“The Monmouth Marine Environmental Field Station will allow the School of Science to offer direct access to a coastal ecology for our students and faculty,” said Steven Bachrach, Ph.D., Dean of the School of Science and chemistry professor. “We anticipate teaching marine and coastal ecology classes at this location, exploring the neighboring islands and river, and even into the ocean.”
According to Bachrach, it is expected that the station, which will be built on Rumson town property, will include an on-site boat dock, allowing classes to launch right from the station, and a marine laboratory with water tanks. The station will focus on faculty-led research, which students will be able to assist on.
The project, which has been in the works for over two years, was celebrated with a ribbon-cutting ceremony on Tuesday, Sept. 26.
“The field station will provide easy access to the Navesink-Shrewsbury rivers and the ocean – nature’s best living laboratories for our students to conduct hands-on field research,” said Tony MacDonald, the Director of the Urban Coast Institute (UCI), which was involved in the creation of the station. “It is important to note that in addition to marine science and research, the field station presents an opportunity to expand Monmouth STEM education efforts working with local school systems and the public.”
The University’s School of Education and School of Science will partner with the local school districts of Rumson and Fairhaven to develop curriculums focused in marine science and ecology, according to Bachrach.
“We expect to have their teachers spend time working with our faculty in developing new laboratories for their students, and lowing the K-12 students to come into the research labs,” said Bachrach. “Monmouth students can have opportunities to fulfill their student teaching through the Field Station working with the Rumson schools.” fulfill their student teaching through the Field Station working with the Rumson schools.”
“While Monmouth’s primary mission is the education of its students, the University also has a public service mission of assisting the local communities and residents of those communities that surround the campus,” said University President Grey Dimenna. “The University has an obligation to assist those communities and residents by being a source of education, culture and the arts. This project fulfills many of those goals by helping educationally, environmentally and otherwise.”
“By being such a good neighbor, we gain support for the University and improve the area in which the University exists,” Dimenna added.
MacDonald added that the site will be an “excellent alternative venue to conduct community outreach and policy development.”
According to MacDonald, the University’s Marine Environmental Biology and Policy (MEBP) program has been long interested in having a field station that was close to campus and had easy water access.
“UCI staff became aware that there was some underdeveloped property that was coming up for sale in Rumson near the town marina that might be an attractive site for a field station,” MacDonald said. “We went to tour the site and meet with town officials and representatives of the Monmouth Conservation Foundation.”
According to MacDonald, it was soon realized that building on the proposed conservation lands would be complicated and difficult. It was the town of Rumson who first raised the idea of developing the field station on town property at the marina. The nearby islands would also be conserved for research.

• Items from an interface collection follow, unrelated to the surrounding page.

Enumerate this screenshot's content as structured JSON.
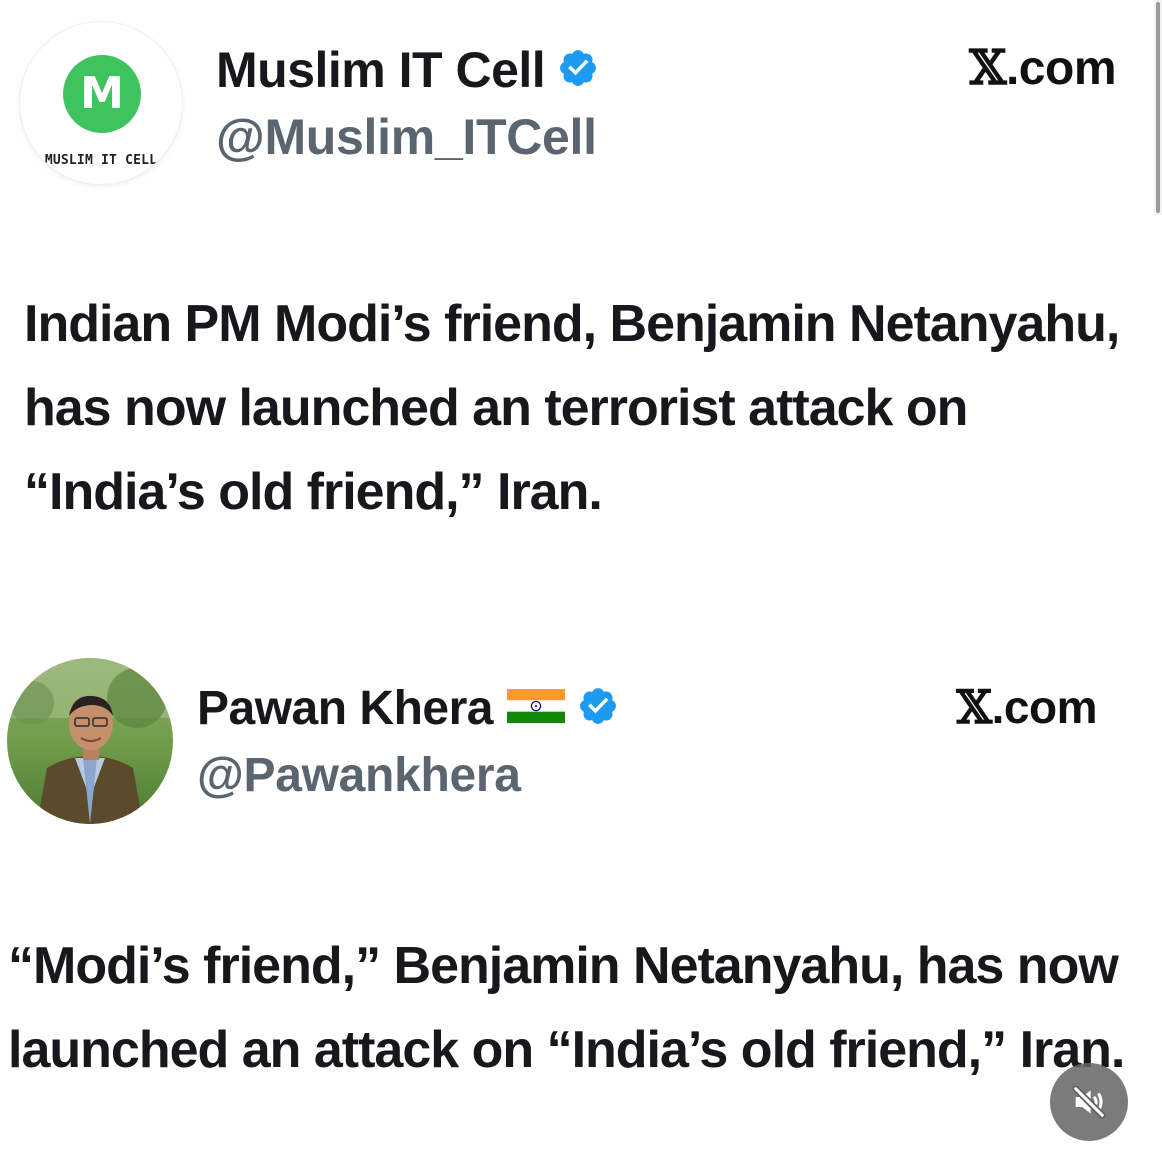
{
  "posts": [
    {
      "avatar": {
        "type": "logo",
        "letter": "M",
        "caption": "MUSLIM IT CELL",
        "color": "#3fc35e"
      },
      "display_name": "Muslim IT Cell",
      "verified": true,
      "handle": "@Muslim_ITCell",
      "site": {
        "x": "𝕏",
        "domain": ".com"
      },
      "text": "Indian PM Modi’s friend, Benjamin Netanyahu, has now launched an terrorist attack on “India’s old friend,” Iran."
    },
    {
      "avatar": {
        "type": "photo"
      },
      "display_name": "Pawan Khera",
      "flag_icon": "india-flag-icon",
      "verified": true,
      "handle": "@Pawankhera",
      "site": {
        "x": "𝕏",
        "domain": ".com"
      },
      "text": "“Modi’s friend,” Benjamin Netanyahu, has now launched an attack on “India’s old friend,” Iran."
    }
  ],
  "colors": {
    "verified_badge": "#1d9bf0",
    "handle": "#5b6570",
    "text": "#16181c"
  },
  "controls": {
    "mute_icon": "muted-speaker-icon"
  }
}
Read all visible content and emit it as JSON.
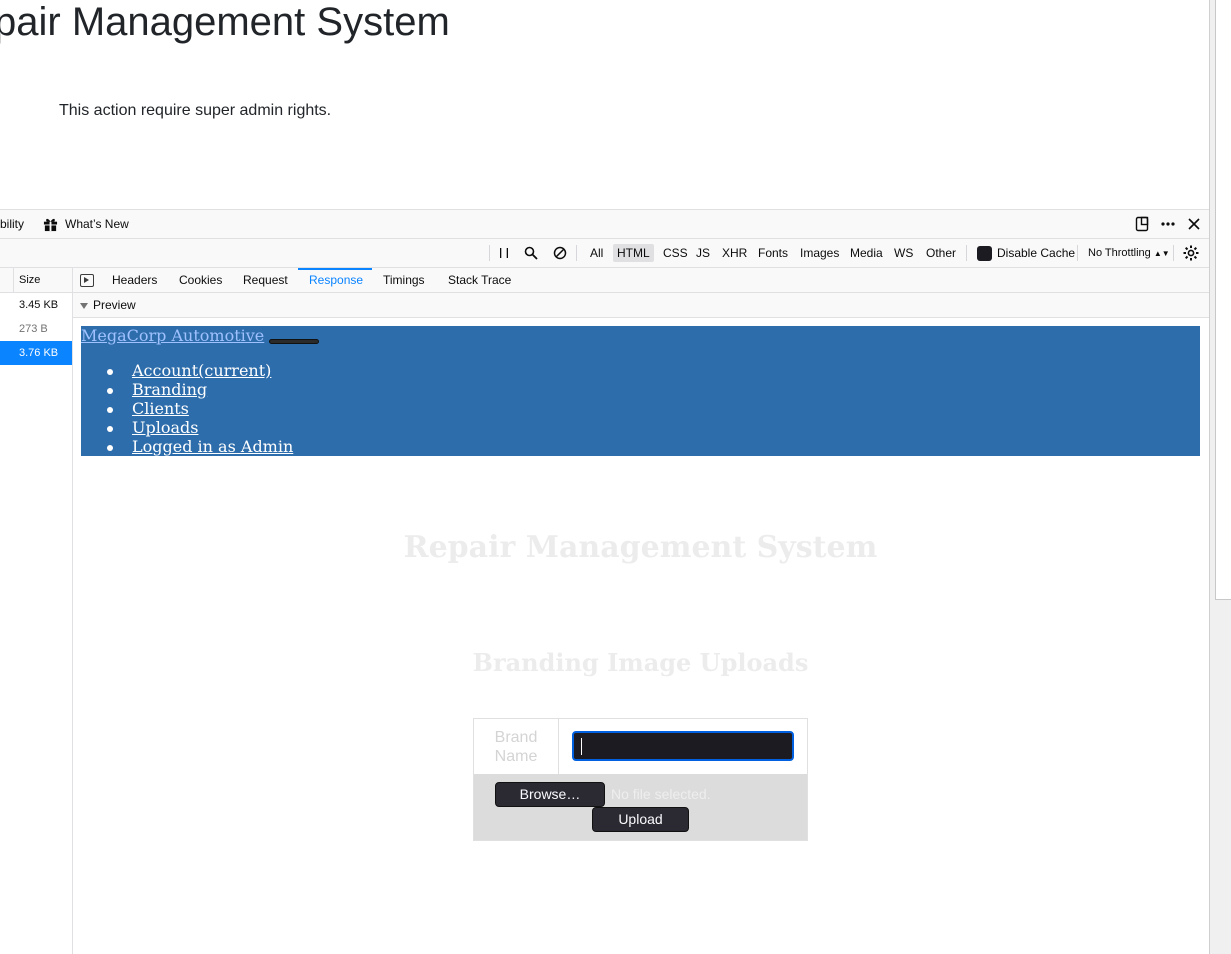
{
  "page": {
    "title": "pair Management System",
    "message": "This action require super admin rights."
  },
  "toolbox": {
    "tabs": [
      {
        "label": "bility"
      },
      {
        "label": "What’s New",
        "icon": "gift-icon"
      }
    ]
  },
  "network_toolbar": {
    "filters": [
      "All",
      "HTML",
      "CSS",
      "JS",
      "XHR",
      "Fonts",
      "Images",
      "Media",
      "WS",
      "Other"
    ],
    "selected_filter": "HTML",
    "disable_cache_label": "Disable Cache",
    "throttling_label": "No Throttling"
  },
  "request_list": {
    "column_header": "Size",
    "rows": [
      {
        "size": "3.45 KB"
      },
      {
        "size": "273 B"
      },
      {
        "size": "3.76 KB"
      }
    ]
  },
  "details": {
    "tabs": [
      "Headers",
      "Cookies",
      "Request",
      "Response",
      "Timings",
      "Stack Trace"
    ],
    "active_tab": "Response",
    "preview_label": "Preview"
  },
  "preview": {
    "brand": "MegaCorp Automotive",
    "nav_items": [
      "Account(current)",
      "Branding",
      "Clients",
      "Uploads",
      "Logged in as Admin"
    ],
    "title": "Repair Management System",
    "subtitle": "Branding Image Uploads",
    "form": {
      "brand_label": "Brand Name",
      "browse_label": "Browse…",
      "no_file_text": "No file selected.",
      "upload_label": "Upload"
    }
  },
  "colors": {
    "accent": "#0a84ff",
    "navbar": "#2e6dab"
  }
}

“I think this will mean a lot more field work and hands-on experience for future students and will also give the University, MEBP program, and the Urban Coast Institute a bit more recognition and esteem,” said Matthew Francis, a senior MEBP student. “Even though I’ll graduate before the field station is finished and running, I’m still excited to see it happen and to see what the program’s plans are in the future.”
“The key element to making the Monmouth Marine Environmental Field Station a reality will be the hard work that Monmouth and the Borough of Rumson will undertake now to raise the funds to construct and support the Field Station,” said Bachrach. “We are looking to the Monmouth University community and the Borough of Rumson to rally around this project.”
“I was quite struck by the genuine interest the Borough has in partnering with Monmouth University on the field station and so I quickly signed on and committed the School to pursue the project,” said Bachrach. “We moved one of our boats to the site over the summer, and are now working through the details of the building.”
“I think the ideas behind the project are good,” said senior political science student Marco Palladino, who is minoring in sustainability. “I went on a tour there for my Life’s A Beach class two summers ago, where we saw various locations and learned about community problems.”
“It’s important that we continue to use the resources we have as educational opportunities for local students and students in a career toward the environment,” Palladino added.
Faculty from the UCI have long used the boat ramp as a launch point for research in area water bodies such as the Navesink and Shrewsbury rivers, the Sandy Hook and Raritan bays, New York Harbor and the Atlantic Ocean. The University has already been granted access to the property to store vessels and other scientific equipment.
PHOTO COURTSEY of Anthony DePrimo